Brown's defensive excellence and counter-attacking skills, which led to a try for Harlequins teammate Danny Care, were key factors in England's 13-10 win over Ireland last time out.
Fellow fullback Halfpenny - the player of last season's Six Nations tournament and subsequently the series when the British and Irish Lions triumphed in Australia - was impressed.
"He is a great player," Halfpenny said of Brown. "He has been playing very well for a good period of time now.
"He has got a good attacking game. He's quick, he's agile, he is a player that can create something and one that we are going to have to watch.
"If you kick loosely to him, he could hurt you, so that is not something we want to be doing."
Now bound for a big-money move to European champions Toulon, of France, at the end of this season, the 25-year-old Halfpenny had the kind of year in 2013 that is the stuff of fantasy for most players.
"I couldn't ever have dreamt of a year like it," he said. "I am trying to maintain those standards that I set myself.
"As a player, you are always putting pressure on yourself to be the best player you can be. Ultimately, you are trying to do a job for your team and for the team to be successful."
Wales will be looking for a third win in four Six Nations visits to Twickenham under coach Warren Gatland this weekend.
Two years ago, Halfpenny's last-ditch tackle on home wing David Strettle helped Wales secure a 19-12 win over England at Twickenham and with it the triple crown - the prize in English sights on Sunday.
"I have seen the tackle played back a couple of times," Halfpenny said.
"I just tried to get my whole body behind it to try to stop him because he was coming at such a pace. I managed to get my head caught in the middle and caught his knee.
"I think it was fantastic work from Jon Davies and George North as well to hold him up and stop him scoring.
"I didn't really remember too much of the game when I walked off until I had a chance to watch it again.
"I had to go in for a medical assessment in the changing room, just as the guys were about to lift the triple crown, which I didn't realise."
Meanwhile, England coach Stuart Lancaster has said anything less than winning the Six Nations would count as a failure for his side.

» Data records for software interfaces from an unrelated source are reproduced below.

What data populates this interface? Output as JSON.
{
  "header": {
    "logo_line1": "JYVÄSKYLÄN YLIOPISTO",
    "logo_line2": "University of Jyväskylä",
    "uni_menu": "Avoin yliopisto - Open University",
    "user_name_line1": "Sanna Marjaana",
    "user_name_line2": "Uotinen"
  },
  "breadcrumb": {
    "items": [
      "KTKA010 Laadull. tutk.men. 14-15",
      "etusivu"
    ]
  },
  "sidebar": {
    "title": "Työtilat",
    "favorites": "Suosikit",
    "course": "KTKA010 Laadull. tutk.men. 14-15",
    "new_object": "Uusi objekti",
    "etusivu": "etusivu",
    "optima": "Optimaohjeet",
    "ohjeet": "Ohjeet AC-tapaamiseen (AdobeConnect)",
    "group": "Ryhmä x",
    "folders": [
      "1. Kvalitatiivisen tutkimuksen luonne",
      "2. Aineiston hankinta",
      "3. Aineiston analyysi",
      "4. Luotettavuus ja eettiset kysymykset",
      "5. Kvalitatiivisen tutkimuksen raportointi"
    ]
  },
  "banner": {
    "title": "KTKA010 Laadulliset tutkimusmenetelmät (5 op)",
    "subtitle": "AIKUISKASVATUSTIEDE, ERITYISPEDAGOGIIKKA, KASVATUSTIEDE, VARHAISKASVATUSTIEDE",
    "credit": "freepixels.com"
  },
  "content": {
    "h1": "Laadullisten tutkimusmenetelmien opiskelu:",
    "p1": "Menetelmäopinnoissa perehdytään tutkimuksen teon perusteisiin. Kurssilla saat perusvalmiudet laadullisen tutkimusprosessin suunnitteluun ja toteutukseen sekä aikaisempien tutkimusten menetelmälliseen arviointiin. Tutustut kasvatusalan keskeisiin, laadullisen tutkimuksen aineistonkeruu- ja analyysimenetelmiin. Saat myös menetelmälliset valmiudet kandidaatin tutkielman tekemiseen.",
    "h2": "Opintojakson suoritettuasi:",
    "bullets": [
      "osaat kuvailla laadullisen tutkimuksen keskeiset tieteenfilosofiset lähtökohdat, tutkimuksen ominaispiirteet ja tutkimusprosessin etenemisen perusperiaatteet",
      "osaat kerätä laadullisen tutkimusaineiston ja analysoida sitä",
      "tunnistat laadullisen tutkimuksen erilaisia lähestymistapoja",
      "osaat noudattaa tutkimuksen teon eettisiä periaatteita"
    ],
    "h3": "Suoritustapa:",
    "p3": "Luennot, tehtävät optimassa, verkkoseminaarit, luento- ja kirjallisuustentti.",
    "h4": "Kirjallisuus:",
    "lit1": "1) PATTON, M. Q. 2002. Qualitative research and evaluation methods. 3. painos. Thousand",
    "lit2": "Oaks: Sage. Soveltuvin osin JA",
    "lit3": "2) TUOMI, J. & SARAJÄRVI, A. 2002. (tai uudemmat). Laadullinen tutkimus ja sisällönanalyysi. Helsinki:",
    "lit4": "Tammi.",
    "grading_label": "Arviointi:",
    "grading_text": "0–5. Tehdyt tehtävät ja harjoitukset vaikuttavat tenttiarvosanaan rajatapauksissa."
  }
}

Each of Lancaster's two previous championships have seen England finish runners-up to Wales. "I agree that we need to close the deal and win the tournament," Lancaster said. "It was the objective at the outset to try to win the tournament.
"We didn't quite achieve what we wanted against France [defeat in their opening match]. That put us on the back foot.
"From that point on we've used Wales as motivation, after they lost their first game against Ireland last year but went on to win the title.
"In order to win a championship you have got to win four straight after losing the first. No one has won a title on three wins.
"If we can get the win on Sunday, it's still within our capability," he added.